[TASK DESCRIPTION]: From the entries that follow, extract each line holding the string "Management".

[DATASET RECORDS]:
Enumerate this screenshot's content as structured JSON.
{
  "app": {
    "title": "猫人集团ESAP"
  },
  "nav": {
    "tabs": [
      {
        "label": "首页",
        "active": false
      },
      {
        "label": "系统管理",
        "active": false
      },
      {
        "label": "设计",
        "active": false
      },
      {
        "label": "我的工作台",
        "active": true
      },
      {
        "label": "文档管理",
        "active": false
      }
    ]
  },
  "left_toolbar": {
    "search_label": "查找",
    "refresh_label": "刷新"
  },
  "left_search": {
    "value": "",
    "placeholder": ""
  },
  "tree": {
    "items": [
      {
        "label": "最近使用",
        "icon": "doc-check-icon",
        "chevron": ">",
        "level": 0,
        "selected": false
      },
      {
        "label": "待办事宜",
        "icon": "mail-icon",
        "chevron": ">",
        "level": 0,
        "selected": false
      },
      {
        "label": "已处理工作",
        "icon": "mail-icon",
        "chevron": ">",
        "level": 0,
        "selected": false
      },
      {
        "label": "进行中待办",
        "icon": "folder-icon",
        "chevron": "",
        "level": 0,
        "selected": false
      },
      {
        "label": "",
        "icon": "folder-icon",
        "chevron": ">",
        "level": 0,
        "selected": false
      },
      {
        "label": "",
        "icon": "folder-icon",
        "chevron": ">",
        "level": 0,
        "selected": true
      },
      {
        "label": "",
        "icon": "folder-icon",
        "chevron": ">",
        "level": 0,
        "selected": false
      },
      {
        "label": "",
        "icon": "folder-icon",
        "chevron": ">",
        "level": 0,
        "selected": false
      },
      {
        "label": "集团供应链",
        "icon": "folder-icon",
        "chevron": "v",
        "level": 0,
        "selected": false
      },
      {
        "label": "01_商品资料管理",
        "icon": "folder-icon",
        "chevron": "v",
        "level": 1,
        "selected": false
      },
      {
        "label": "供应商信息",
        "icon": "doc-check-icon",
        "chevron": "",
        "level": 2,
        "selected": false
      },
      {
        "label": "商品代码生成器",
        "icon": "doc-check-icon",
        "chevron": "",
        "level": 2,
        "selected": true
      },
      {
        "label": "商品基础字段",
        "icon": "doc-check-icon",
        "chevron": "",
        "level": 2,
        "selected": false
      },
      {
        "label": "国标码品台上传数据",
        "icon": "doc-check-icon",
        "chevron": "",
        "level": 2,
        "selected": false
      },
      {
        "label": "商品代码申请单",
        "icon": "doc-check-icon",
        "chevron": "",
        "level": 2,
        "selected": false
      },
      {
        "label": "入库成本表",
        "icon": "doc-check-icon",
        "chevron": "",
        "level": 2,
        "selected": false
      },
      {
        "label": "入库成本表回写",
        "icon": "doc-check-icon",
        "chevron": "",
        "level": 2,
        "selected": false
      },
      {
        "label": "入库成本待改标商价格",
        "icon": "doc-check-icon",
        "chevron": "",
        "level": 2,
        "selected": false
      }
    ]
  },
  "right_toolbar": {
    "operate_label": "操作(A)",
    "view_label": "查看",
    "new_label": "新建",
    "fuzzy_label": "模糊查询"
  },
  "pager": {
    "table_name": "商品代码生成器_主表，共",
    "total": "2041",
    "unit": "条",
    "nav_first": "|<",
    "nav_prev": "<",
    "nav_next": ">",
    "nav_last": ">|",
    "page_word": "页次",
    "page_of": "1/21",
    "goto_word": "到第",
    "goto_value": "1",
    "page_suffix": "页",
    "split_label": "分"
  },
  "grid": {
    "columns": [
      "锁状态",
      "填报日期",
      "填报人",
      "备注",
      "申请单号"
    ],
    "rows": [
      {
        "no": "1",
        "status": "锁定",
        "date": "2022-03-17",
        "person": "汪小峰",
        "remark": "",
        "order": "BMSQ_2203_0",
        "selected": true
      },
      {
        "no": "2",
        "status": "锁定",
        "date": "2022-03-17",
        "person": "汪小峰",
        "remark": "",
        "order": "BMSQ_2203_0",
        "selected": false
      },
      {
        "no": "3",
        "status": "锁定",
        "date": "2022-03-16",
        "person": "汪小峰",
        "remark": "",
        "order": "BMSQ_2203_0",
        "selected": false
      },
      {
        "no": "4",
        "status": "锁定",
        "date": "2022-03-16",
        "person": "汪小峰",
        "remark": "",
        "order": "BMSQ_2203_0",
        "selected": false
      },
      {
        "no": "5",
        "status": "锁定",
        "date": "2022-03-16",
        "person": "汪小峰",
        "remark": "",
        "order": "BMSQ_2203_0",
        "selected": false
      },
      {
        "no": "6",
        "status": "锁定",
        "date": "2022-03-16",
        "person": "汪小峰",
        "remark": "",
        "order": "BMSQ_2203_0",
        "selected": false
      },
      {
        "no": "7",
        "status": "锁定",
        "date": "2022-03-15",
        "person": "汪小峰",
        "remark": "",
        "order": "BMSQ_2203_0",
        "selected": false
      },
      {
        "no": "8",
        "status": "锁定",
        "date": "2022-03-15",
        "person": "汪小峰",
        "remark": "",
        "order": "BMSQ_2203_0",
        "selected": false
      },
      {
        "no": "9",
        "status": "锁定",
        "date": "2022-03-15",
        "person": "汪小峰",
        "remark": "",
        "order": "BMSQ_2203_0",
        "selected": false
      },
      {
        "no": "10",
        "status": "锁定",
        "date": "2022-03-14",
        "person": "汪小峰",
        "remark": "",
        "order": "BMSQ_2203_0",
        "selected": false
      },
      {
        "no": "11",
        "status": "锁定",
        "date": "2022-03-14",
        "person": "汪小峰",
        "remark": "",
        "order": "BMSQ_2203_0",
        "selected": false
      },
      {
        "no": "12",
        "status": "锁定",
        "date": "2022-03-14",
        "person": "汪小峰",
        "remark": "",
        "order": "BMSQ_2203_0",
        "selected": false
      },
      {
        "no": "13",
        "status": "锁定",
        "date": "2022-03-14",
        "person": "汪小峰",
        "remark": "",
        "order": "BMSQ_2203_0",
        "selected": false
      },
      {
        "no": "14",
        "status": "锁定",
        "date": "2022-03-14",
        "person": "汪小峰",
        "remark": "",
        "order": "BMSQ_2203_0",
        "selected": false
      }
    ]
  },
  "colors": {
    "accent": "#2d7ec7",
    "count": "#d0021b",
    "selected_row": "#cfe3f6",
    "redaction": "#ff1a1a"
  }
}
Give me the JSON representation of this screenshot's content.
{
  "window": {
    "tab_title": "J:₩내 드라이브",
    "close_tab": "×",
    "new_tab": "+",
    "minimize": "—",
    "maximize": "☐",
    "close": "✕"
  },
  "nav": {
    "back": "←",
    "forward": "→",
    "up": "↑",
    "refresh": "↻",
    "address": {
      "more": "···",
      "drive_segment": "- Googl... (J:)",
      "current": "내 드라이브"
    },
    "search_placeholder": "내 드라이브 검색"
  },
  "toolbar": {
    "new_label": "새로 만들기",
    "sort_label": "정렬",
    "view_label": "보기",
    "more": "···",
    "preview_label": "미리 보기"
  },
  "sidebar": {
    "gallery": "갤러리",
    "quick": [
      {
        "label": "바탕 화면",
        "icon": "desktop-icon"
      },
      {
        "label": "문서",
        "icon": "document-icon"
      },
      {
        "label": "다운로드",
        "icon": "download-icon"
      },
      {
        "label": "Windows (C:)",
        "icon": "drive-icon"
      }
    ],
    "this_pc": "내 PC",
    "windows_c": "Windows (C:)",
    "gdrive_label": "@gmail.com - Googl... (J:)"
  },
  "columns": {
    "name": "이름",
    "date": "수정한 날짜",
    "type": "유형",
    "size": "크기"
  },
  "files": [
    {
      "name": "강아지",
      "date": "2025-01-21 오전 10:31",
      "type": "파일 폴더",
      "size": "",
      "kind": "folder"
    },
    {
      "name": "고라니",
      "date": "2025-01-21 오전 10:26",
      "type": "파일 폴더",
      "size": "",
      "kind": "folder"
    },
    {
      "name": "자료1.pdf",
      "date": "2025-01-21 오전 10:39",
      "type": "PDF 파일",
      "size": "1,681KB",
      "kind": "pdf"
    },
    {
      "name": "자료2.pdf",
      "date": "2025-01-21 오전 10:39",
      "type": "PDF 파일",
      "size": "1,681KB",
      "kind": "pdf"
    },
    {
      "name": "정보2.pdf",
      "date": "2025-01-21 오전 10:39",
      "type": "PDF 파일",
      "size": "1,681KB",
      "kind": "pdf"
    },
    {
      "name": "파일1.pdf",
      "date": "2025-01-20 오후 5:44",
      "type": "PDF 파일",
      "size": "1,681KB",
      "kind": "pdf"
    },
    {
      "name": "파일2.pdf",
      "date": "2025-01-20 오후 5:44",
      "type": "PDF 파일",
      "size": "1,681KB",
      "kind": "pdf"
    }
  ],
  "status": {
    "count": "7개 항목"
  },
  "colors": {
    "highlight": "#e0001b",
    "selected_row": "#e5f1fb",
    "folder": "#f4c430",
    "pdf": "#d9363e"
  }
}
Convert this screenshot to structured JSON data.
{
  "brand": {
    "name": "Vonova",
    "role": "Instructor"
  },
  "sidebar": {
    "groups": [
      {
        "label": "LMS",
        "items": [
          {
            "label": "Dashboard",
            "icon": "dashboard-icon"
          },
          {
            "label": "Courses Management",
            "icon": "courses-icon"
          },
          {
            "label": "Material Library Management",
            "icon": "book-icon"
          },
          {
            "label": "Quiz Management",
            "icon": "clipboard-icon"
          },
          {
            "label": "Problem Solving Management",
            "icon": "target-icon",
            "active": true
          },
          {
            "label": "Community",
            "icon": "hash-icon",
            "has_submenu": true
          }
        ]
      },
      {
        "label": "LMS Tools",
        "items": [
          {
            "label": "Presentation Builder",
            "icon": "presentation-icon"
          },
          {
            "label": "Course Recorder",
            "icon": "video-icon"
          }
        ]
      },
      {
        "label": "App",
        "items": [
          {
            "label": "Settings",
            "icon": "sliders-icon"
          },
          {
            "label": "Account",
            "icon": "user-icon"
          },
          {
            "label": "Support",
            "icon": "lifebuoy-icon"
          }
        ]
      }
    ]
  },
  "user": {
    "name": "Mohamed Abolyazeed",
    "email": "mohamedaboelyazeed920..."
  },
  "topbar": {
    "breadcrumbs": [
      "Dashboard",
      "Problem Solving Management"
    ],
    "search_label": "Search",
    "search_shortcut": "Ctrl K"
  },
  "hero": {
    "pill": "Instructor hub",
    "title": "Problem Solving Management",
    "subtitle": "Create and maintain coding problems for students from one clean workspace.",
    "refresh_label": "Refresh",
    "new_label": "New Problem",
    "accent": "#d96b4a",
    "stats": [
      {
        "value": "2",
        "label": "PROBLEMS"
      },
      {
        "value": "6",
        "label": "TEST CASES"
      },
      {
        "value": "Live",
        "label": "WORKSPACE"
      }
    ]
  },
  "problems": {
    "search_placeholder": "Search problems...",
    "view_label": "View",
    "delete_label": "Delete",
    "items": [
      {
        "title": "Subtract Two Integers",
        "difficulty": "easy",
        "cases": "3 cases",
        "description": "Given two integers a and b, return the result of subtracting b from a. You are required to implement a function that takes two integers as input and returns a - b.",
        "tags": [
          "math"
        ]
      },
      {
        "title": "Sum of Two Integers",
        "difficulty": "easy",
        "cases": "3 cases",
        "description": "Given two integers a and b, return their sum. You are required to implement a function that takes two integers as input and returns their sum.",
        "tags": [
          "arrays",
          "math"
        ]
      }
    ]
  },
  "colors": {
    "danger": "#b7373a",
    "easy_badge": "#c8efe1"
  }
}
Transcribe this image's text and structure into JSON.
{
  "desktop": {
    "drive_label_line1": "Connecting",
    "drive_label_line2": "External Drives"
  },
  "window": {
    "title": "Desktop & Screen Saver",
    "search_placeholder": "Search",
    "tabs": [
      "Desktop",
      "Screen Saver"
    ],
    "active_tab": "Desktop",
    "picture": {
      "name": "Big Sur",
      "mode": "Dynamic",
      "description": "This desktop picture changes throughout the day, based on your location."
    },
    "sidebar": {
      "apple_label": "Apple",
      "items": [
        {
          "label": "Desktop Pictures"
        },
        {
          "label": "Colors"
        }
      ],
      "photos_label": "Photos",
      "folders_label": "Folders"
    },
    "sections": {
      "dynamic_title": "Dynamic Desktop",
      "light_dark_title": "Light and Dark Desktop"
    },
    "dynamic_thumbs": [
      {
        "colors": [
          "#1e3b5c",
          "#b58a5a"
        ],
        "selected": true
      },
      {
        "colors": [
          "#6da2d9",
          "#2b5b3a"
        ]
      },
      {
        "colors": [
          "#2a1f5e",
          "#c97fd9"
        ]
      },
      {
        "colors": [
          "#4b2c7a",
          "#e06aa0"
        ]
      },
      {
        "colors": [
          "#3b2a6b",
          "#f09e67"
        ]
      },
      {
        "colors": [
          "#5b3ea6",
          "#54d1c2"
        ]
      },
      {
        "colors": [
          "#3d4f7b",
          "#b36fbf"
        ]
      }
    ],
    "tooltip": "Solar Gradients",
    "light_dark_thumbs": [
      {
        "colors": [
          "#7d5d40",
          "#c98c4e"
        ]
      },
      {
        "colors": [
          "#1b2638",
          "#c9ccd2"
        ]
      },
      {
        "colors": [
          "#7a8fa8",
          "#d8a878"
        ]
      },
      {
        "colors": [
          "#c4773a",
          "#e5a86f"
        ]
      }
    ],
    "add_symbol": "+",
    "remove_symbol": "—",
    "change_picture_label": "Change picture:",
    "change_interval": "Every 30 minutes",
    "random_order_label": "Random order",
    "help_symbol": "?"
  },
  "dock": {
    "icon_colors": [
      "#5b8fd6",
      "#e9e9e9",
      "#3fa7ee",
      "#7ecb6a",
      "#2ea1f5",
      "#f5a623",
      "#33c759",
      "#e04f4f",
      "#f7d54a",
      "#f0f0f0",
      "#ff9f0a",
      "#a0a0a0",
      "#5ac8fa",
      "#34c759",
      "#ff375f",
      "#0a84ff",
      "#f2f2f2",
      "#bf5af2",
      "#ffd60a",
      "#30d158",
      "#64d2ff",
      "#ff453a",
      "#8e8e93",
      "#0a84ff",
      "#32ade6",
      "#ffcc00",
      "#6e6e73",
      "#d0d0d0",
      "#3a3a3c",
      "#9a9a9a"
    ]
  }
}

[RESPONSE]:
            "label": "Courses Management",
            "label": "Material Library Management",
            "label": "Quiz Management",
            "label": "Problem Solving Management",
      "Problem Solving Management"
    "title": "Problem Solving Management",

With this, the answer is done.